» **Required action**
The word "wedge" may appear in lines of the data below. Say how many lines hold it, giving only the number.
─── Dataset excerpts ───
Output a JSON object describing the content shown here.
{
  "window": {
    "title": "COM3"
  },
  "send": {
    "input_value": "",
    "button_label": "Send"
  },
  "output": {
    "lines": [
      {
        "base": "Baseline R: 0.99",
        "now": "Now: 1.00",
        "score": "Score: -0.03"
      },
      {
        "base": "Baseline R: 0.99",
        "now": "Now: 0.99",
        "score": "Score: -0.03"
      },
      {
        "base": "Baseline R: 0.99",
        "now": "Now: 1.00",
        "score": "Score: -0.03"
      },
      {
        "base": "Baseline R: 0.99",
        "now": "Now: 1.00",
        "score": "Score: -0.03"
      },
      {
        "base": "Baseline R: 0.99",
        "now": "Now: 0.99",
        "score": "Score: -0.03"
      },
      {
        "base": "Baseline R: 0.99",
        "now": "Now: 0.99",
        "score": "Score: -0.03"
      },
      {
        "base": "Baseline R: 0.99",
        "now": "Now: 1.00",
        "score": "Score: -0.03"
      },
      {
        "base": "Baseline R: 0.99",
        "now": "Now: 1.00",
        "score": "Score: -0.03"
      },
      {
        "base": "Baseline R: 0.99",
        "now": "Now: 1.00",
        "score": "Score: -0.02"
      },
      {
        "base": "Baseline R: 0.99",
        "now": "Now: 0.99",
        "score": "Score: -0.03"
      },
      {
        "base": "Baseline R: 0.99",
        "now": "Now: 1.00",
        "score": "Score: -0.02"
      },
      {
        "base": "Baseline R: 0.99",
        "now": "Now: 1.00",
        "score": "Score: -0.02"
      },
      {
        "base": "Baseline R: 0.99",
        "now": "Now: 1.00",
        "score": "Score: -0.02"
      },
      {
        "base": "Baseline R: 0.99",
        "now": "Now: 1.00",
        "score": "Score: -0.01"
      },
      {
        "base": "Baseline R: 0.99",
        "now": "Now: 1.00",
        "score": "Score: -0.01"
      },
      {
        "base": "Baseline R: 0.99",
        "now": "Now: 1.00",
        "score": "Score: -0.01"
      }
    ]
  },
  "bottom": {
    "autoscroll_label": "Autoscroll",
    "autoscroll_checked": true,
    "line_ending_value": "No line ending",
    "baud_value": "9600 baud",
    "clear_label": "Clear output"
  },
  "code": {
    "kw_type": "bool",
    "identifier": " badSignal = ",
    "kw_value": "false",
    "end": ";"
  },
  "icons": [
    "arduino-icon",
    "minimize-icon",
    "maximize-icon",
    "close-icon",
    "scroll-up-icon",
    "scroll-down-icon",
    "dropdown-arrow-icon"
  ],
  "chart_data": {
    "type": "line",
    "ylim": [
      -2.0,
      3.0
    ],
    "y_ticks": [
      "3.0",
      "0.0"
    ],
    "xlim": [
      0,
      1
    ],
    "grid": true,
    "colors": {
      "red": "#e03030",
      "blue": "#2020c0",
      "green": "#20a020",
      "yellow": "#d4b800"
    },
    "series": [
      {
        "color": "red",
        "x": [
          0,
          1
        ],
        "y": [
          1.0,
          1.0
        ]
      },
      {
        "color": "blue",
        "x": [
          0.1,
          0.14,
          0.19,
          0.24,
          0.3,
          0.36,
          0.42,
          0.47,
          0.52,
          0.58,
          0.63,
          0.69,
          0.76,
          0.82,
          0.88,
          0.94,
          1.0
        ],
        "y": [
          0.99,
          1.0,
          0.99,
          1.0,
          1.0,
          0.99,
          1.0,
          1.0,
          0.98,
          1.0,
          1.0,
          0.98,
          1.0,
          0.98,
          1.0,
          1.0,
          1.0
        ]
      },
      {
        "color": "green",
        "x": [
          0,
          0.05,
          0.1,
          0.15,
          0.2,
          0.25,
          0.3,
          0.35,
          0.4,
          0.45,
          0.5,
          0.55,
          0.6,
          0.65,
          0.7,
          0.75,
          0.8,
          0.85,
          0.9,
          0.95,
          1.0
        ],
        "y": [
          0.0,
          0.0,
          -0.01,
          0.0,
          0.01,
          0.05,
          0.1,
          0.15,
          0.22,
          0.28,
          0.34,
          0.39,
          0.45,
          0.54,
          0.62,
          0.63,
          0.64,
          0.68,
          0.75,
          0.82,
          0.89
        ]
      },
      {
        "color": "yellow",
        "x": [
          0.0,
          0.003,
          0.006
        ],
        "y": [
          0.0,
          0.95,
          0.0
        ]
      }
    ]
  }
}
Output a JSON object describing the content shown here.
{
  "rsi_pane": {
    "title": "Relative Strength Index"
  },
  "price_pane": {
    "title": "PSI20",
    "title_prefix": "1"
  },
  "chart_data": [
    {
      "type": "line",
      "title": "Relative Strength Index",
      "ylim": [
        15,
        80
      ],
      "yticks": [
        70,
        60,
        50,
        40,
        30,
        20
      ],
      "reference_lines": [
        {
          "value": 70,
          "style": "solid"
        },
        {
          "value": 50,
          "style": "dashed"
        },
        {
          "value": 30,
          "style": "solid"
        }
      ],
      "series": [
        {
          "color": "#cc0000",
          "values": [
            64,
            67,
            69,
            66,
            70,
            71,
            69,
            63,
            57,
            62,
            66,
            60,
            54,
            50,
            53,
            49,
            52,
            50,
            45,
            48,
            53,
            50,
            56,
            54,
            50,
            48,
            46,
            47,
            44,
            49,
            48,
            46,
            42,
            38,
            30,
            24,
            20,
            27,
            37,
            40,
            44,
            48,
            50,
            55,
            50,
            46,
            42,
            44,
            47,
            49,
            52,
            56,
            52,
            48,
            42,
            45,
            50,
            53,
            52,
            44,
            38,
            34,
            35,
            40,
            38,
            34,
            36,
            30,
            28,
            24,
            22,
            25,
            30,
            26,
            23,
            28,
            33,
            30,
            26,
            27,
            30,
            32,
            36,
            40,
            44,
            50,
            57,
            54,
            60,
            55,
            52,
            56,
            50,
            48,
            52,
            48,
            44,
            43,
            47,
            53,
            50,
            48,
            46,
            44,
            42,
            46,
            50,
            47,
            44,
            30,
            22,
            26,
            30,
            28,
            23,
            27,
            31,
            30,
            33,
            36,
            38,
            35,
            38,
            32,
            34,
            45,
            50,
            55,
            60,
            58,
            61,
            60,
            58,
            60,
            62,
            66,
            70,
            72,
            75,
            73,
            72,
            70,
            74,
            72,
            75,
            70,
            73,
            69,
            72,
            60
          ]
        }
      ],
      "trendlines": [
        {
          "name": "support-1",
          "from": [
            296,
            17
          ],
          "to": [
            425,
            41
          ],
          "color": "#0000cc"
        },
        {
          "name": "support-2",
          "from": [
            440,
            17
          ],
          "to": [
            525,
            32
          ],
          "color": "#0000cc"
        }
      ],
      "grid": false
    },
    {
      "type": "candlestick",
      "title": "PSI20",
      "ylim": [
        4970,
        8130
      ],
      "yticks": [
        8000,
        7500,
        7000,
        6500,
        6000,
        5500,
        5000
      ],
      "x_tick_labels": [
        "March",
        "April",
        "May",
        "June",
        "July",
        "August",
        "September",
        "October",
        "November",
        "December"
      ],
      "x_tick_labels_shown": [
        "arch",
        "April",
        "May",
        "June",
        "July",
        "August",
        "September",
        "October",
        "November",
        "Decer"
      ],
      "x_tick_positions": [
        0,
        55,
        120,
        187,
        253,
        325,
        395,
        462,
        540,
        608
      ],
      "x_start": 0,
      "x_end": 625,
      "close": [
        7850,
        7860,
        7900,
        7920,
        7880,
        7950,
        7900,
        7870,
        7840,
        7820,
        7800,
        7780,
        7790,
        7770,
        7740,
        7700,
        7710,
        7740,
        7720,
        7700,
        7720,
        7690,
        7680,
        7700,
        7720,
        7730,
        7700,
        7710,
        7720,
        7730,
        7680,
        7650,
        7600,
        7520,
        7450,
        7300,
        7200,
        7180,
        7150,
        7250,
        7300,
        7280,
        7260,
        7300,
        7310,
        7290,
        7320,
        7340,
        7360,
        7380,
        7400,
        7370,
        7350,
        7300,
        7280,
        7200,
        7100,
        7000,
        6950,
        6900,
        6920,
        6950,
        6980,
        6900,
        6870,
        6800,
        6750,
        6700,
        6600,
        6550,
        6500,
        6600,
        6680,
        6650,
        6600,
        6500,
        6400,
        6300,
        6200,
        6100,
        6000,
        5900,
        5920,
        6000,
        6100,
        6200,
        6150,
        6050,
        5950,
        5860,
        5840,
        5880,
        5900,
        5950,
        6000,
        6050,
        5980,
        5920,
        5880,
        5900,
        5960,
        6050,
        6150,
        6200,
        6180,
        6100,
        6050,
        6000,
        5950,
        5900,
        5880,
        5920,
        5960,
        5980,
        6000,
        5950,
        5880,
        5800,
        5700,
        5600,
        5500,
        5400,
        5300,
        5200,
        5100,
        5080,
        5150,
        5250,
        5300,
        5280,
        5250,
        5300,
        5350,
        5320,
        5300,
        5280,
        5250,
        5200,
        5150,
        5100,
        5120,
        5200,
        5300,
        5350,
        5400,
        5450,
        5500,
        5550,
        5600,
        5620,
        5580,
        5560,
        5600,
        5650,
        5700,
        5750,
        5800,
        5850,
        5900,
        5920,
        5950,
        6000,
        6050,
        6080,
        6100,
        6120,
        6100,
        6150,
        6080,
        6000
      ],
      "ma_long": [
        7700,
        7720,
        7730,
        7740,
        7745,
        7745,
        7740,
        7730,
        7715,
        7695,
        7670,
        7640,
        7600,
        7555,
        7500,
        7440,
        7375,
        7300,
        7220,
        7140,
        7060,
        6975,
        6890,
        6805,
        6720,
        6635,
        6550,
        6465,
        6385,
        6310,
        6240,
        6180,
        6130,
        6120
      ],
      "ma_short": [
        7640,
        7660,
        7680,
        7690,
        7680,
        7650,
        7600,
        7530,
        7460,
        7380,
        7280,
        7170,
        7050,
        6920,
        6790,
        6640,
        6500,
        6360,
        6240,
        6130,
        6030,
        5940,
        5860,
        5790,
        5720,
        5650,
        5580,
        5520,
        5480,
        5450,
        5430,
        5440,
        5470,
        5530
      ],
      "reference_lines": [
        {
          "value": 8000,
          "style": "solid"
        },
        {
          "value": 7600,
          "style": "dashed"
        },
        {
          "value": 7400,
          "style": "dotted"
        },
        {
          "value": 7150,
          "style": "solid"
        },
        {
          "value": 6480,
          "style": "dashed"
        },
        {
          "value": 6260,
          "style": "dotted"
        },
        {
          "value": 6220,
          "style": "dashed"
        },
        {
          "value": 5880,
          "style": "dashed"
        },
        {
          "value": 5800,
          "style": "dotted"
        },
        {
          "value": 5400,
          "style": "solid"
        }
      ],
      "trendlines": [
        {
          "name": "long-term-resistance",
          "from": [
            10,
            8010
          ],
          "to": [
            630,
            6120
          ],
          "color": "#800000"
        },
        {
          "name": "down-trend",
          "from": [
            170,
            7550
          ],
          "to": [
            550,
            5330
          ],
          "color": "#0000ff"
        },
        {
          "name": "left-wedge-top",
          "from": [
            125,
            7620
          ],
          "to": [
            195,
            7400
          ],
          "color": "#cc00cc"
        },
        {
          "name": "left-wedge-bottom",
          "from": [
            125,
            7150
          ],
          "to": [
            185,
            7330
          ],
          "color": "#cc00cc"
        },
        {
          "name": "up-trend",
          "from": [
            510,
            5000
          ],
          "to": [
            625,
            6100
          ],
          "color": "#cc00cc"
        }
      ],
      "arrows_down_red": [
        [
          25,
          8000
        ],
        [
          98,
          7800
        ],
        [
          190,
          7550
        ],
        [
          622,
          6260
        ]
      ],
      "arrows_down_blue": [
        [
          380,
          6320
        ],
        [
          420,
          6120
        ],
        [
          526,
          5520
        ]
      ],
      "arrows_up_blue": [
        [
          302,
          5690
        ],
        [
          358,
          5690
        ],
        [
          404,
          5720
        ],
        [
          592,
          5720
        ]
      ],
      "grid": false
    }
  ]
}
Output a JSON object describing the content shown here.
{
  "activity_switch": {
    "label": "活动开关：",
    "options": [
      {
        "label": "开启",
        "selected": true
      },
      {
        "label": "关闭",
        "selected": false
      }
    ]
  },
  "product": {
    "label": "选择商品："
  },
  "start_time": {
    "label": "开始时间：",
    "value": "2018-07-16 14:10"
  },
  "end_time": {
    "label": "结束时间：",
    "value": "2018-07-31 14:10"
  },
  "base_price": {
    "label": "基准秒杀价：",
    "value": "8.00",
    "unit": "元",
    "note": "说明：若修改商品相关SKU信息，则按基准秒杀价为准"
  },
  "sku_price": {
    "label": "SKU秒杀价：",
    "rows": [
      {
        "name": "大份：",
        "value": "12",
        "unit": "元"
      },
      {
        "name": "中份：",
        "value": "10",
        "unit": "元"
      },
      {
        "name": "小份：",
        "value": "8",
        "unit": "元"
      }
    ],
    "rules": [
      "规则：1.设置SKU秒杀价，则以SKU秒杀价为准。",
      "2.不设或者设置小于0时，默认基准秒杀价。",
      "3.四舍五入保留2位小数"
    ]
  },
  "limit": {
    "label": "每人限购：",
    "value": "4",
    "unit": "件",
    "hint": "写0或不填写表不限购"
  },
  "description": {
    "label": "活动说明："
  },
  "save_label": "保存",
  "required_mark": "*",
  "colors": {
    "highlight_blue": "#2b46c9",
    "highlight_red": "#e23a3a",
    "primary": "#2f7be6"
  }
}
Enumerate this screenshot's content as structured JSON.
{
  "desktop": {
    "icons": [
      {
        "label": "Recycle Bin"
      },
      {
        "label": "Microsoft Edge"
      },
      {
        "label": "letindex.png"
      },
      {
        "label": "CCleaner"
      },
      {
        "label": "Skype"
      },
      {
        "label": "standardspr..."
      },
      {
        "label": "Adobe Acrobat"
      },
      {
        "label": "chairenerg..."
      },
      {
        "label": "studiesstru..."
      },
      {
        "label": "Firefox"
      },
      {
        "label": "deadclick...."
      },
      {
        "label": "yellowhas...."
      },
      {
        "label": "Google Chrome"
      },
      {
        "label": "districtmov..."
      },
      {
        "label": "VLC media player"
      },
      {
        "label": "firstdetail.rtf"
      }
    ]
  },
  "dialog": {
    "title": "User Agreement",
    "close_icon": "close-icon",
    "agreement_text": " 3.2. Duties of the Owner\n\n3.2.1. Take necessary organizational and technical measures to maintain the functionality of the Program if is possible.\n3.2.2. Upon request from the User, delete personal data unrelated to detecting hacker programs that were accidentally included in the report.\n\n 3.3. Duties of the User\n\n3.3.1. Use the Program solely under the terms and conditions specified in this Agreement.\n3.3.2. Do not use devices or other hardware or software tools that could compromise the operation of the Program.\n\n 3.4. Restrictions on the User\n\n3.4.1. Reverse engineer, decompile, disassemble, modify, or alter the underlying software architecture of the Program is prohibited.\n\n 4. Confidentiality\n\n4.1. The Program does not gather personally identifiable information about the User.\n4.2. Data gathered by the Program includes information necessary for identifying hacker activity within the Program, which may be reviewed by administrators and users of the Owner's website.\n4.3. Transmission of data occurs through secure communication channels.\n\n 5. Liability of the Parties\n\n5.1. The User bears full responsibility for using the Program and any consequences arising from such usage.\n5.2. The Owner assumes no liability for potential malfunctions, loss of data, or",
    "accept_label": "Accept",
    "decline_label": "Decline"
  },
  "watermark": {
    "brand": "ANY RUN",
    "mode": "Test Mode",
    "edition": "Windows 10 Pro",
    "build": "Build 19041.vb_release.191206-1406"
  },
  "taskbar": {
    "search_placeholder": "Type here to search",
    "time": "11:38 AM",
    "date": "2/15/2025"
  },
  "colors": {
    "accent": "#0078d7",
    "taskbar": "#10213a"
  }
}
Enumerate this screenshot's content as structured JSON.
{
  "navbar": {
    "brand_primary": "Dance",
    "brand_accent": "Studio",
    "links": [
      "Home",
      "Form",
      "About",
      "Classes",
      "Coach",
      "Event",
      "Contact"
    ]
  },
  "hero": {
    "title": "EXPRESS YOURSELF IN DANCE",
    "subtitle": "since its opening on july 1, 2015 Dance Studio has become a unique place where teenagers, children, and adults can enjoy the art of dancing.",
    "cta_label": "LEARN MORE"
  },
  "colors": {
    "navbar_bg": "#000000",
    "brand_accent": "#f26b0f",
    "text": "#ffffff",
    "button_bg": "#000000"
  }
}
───
» **Answer to this exercise**
2